Scan the data, and whenever a line contains "Hauptstrasse", copy it.

(Records shown Opens)

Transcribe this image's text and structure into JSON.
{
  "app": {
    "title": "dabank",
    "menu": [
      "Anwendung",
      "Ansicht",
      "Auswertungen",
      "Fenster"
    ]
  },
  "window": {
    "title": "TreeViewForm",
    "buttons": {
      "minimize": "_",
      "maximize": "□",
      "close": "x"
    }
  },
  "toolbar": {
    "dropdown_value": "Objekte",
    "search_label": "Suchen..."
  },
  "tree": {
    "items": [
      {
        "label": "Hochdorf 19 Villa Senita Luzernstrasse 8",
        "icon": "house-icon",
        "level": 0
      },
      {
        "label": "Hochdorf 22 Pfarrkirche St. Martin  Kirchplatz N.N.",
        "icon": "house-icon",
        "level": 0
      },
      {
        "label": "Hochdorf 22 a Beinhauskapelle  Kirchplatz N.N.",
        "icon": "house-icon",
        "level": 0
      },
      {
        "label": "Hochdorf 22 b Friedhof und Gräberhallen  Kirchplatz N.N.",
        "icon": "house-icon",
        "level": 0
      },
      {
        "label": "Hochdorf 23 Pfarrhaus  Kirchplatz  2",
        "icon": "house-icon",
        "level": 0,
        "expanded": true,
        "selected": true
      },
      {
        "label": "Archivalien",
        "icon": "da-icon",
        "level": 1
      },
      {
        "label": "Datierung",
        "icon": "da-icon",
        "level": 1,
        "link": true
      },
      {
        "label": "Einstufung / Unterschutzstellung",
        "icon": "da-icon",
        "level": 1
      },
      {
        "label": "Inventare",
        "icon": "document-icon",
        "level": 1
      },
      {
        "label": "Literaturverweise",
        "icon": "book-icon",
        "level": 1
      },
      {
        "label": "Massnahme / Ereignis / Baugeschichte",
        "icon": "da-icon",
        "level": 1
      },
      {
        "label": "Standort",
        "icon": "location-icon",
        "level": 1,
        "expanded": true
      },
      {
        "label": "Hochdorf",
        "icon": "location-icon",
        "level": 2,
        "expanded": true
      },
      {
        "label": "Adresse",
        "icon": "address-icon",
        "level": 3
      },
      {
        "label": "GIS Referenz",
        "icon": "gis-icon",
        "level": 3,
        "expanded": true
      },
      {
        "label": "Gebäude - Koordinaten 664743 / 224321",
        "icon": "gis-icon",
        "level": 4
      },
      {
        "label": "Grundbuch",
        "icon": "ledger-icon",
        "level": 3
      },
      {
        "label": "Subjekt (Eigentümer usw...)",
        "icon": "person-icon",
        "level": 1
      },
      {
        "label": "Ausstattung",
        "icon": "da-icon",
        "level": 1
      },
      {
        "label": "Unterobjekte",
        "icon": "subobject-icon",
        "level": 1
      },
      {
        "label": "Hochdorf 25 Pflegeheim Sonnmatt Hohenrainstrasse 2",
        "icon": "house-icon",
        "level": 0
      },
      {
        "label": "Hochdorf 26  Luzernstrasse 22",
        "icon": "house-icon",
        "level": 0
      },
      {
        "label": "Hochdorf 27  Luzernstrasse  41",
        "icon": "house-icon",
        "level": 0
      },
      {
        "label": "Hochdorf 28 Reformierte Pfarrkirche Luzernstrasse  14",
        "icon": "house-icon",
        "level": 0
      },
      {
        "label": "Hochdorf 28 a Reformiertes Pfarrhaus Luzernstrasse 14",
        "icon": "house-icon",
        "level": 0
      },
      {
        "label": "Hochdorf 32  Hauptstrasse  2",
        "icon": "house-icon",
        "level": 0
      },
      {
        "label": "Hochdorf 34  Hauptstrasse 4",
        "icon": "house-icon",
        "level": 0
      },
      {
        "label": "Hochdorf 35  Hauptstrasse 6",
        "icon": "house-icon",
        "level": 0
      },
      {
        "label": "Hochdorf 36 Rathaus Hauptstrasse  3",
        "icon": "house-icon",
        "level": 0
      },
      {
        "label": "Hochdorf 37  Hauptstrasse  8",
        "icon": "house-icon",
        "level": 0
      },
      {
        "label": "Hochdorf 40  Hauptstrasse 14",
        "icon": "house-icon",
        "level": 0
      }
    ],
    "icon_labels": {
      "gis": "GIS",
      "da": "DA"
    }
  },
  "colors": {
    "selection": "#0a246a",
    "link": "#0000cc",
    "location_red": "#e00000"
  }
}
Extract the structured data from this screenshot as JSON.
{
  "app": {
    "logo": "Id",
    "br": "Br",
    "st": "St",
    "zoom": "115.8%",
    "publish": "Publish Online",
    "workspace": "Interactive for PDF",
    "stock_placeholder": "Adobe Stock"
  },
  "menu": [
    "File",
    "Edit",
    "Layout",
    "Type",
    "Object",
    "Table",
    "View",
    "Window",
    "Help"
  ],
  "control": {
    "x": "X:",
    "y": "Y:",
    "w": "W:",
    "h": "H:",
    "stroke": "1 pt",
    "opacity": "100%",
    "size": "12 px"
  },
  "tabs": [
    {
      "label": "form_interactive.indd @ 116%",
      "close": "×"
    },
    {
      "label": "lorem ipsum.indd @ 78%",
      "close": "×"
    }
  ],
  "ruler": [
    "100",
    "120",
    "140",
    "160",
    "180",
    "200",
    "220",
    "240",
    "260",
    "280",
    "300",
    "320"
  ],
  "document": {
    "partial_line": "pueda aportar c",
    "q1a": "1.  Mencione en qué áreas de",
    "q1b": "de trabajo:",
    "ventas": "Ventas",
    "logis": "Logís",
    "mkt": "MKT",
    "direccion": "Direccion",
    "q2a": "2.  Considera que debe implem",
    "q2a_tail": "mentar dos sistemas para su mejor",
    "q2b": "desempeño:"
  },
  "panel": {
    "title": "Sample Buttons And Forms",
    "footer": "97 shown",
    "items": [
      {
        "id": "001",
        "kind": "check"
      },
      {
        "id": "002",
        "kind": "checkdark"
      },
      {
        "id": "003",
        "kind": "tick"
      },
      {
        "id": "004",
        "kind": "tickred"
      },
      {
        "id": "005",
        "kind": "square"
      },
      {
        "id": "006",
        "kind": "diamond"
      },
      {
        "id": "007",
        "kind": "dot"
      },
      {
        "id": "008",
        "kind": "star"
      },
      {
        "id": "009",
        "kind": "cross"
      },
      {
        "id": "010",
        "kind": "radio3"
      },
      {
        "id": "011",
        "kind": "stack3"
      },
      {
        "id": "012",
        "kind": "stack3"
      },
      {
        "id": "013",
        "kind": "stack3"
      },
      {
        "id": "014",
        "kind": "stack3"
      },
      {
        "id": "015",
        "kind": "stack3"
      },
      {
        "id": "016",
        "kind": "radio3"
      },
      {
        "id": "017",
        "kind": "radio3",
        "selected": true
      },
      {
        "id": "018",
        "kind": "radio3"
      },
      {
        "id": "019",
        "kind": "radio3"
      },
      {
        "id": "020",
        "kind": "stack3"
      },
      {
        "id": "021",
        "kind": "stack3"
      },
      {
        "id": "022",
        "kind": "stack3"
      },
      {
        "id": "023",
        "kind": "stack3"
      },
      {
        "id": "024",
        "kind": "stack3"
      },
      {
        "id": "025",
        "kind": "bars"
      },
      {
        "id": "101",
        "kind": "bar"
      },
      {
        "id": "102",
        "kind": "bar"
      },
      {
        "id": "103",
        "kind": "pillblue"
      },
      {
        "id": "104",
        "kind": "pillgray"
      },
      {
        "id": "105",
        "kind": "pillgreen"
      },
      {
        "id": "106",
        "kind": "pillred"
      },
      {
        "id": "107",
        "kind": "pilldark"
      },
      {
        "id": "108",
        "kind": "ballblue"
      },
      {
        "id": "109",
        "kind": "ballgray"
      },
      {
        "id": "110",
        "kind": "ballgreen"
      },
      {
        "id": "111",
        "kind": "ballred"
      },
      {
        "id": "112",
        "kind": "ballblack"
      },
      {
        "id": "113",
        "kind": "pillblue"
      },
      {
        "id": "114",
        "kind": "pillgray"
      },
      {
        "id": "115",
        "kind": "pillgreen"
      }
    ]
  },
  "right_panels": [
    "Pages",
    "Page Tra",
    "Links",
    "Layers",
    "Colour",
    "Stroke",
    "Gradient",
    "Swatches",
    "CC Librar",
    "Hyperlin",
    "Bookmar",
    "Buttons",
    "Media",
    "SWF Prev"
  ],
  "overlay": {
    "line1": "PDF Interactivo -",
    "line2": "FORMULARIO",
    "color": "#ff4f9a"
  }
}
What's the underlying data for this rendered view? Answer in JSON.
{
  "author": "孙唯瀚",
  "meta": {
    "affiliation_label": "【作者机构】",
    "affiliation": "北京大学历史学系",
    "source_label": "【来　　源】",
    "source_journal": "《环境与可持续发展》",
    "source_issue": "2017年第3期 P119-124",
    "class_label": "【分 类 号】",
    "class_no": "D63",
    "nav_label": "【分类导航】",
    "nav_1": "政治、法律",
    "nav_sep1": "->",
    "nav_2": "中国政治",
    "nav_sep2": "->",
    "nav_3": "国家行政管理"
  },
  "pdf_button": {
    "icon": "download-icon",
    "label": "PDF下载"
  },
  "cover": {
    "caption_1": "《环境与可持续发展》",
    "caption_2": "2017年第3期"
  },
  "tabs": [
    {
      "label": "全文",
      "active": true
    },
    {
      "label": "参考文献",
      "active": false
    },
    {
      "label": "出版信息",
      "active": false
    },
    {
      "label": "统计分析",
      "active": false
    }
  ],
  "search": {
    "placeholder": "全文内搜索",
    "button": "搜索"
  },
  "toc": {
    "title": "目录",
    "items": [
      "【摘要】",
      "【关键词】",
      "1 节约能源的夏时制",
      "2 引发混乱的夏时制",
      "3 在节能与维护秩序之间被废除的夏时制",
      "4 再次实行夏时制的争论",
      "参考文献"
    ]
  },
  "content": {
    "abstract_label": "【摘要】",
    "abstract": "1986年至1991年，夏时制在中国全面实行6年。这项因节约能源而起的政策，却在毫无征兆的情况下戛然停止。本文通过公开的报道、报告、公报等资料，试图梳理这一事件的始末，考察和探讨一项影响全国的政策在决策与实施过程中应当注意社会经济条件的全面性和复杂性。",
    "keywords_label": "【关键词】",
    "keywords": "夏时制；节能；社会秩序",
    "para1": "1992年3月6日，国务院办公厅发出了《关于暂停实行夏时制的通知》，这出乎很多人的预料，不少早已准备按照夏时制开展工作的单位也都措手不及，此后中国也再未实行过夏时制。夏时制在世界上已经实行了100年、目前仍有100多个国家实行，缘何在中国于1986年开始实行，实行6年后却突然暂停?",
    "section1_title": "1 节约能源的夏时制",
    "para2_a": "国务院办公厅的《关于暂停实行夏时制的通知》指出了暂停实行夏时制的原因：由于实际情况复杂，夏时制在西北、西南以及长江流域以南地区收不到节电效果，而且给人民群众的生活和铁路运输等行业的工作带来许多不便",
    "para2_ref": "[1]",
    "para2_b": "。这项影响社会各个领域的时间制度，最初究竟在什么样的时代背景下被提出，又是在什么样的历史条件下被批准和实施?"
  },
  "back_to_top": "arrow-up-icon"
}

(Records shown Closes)

_Written solution_
        "label": "Hochdorf 32  Hauptstrasse  2",
        "label": "Hochdorf 34  Hauptstrasse 4",
        "label": "Hochdorf 35  Hauptstrasse 6",
        "label": "Hochdorf 36 Rathaus Hauptstrasse  3",
        "label": "Hochdorf 37  Hauptstrasse  8",
        "label": "Hochdorf 40  Hauptstrasse 14",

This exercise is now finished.